YOUR TASK:
Copy each line that contains the string "True", taking them from the material.

RAW DATA:
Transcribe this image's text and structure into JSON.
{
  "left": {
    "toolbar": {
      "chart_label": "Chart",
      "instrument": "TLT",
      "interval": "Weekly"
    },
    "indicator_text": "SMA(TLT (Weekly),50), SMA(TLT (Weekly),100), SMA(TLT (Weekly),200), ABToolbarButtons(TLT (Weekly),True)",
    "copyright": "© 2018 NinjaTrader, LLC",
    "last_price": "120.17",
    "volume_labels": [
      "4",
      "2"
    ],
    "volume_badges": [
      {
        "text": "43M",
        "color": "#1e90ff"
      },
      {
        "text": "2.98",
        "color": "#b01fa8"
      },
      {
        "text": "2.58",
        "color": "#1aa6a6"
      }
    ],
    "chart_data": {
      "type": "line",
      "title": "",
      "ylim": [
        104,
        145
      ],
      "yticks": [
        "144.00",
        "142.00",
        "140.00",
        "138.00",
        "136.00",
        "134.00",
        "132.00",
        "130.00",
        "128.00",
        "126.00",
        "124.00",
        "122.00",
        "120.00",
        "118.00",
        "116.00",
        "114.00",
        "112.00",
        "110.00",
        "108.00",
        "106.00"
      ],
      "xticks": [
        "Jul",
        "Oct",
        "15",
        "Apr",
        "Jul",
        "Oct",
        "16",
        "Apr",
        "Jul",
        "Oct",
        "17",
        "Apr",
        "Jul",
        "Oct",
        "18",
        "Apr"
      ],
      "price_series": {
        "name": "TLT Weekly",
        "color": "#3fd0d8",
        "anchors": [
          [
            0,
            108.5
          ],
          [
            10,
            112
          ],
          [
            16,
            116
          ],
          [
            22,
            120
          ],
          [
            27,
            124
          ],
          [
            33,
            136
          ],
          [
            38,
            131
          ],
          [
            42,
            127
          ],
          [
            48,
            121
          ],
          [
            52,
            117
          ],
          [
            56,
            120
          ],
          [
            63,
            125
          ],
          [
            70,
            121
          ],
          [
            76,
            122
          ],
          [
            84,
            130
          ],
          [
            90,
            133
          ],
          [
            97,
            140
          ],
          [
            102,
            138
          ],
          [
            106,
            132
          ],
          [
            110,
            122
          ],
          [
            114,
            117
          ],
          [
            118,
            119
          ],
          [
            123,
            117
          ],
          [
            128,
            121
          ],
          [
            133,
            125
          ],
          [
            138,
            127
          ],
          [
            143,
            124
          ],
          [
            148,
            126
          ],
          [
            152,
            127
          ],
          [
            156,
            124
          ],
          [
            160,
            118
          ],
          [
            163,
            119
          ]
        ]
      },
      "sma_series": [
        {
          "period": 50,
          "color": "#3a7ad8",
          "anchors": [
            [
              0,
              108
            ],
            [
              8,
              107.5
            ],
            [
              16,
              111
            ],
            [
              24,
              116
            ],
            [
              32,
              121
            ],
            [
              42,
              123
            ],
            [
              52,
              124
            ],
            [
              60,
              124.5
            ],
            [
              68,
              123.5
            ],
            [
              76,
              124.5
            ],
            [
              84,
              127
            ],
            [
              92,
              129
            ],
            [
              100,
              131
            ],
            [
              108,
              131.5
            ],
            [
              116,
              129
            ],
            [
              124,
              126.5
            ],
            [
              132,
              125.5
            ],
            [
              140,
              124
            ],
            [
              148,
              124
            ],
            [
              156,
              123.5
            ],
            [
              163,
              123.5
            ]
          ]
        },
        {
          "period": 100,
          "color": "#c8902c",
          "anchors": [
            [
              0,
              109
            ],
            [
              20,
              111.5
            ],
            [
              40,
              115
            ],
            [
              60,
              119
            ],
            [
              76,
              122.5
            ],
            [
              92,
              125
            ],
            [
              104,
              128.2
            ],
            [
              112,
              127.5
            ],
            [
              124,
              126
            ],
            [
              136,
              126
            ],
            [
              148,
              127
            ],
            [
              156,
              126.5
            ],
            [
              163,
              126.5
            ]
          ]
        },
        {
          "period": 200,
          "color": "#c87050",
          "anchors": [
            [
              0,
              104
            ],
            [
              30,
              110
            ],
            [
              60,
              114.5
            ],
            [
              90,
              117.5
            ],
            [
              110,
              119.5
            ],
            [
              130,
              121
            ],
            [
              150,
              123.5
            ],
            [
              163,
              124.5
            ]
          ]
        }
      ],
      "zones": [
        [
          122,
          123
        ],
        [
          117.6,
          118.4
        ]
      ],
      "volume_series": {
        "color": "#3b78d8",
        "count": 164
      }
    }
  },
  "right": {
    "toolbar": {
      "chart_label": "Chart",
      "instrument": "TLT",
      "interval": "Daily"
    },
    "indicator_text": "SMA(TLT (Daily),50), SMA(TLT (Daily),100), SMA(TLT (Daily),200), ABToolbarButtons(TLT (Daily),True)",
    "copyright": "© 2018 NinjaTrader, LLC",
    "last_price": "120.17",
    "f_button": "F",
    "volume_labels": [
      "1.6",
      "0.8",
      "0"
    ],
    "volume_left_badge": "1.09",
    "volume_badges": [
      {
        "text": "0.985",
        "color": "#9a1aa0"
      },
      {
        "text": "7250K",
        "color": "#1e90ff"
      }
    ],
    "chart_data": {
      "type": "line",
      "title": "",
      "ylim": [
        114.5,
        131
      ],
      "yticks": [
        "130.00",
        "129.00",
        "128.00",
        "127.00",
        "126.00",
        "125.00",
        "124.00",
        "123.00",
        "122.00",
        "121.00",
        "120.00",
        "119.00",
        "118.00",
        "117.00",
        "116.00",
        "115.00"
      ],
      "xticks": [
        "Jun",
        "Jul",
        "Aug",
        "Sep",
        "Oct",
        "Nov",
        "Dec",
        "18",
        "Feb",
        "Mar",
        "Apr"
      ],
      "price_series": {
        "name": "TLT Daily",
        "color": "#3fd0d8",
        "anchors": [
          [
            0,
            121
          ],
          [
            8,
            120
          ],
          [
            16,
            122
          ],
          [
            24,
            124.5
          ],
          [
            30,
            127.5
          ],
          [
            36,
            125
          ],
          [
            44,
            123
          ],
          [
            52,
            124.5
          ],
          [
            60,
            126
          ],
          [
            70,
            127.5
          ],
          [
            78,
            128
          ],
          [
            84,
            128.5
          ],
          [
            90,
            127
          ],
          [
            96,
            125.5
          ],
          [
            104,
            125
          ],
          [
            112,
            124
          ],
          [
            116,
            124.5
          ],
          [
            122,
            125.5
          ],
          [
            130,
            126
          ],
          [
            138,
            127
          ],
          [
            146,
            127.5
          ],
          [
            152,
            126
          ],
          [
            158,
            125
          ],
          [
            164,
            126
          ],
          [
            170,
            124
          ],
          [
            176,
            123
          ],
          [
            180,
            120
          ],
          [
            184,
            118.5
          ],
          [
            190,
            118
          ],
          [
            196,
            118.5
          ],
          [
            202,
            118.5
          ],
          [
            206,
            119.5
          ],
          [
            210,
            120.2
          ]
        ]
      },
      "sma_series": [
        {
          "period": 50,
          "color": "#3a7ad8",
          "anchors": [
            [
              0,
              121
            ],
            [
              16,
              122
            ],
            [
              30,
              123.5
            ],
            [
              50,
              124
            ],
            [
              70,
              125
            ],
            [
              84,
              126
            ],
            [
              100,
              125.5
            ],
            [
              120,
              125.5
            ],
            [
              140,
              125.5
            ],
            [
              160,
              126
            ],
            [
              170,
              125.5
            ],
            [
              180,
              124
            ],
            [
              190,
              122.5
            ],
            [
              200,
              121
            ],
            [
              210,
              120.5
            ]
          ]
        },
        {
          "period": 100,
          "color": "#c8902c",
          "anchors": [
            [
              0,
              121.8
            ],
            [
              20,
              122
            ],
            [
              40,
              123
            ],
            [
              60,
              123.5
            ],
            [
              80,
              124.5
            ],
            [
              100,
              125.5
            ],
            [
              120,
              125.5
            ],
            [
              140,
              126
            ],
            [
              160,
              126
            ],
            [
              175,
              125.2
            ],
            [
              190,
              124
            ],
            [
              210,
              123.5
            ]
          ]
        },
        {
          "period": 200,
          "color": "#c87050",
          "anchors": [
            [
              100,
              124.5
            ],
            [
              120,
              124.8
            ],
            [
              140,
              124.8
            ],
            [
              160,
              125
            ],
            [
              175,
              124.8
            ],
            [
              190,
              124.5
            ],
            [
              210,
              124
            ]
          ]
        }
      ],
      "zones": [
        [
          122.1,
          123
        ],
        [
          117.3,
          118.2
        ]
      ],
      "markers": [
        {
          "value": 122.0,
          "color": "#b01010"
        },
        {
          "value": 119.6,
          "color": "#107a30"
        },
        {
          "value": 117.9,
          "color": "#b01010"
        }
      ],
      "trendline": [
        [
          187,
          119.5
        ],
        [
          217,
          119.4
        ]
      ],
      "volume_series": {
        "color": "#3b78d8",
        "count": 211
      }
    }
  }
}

RESPONSE BELOW:
    "indicator_text": "SMA(TLT (Weekly),50), SMA(TLT (Weekly),100), SMA(TLT (Weekly),200), ABToolbarButtons(TLT (Weekly),True)",
    "indicator_text": "SMA(TLT (Daily),50), SMA(TLT (Daily),100), SMA(TLT (Daily),200), ABToolbarButtons(TLT (Daily),True)",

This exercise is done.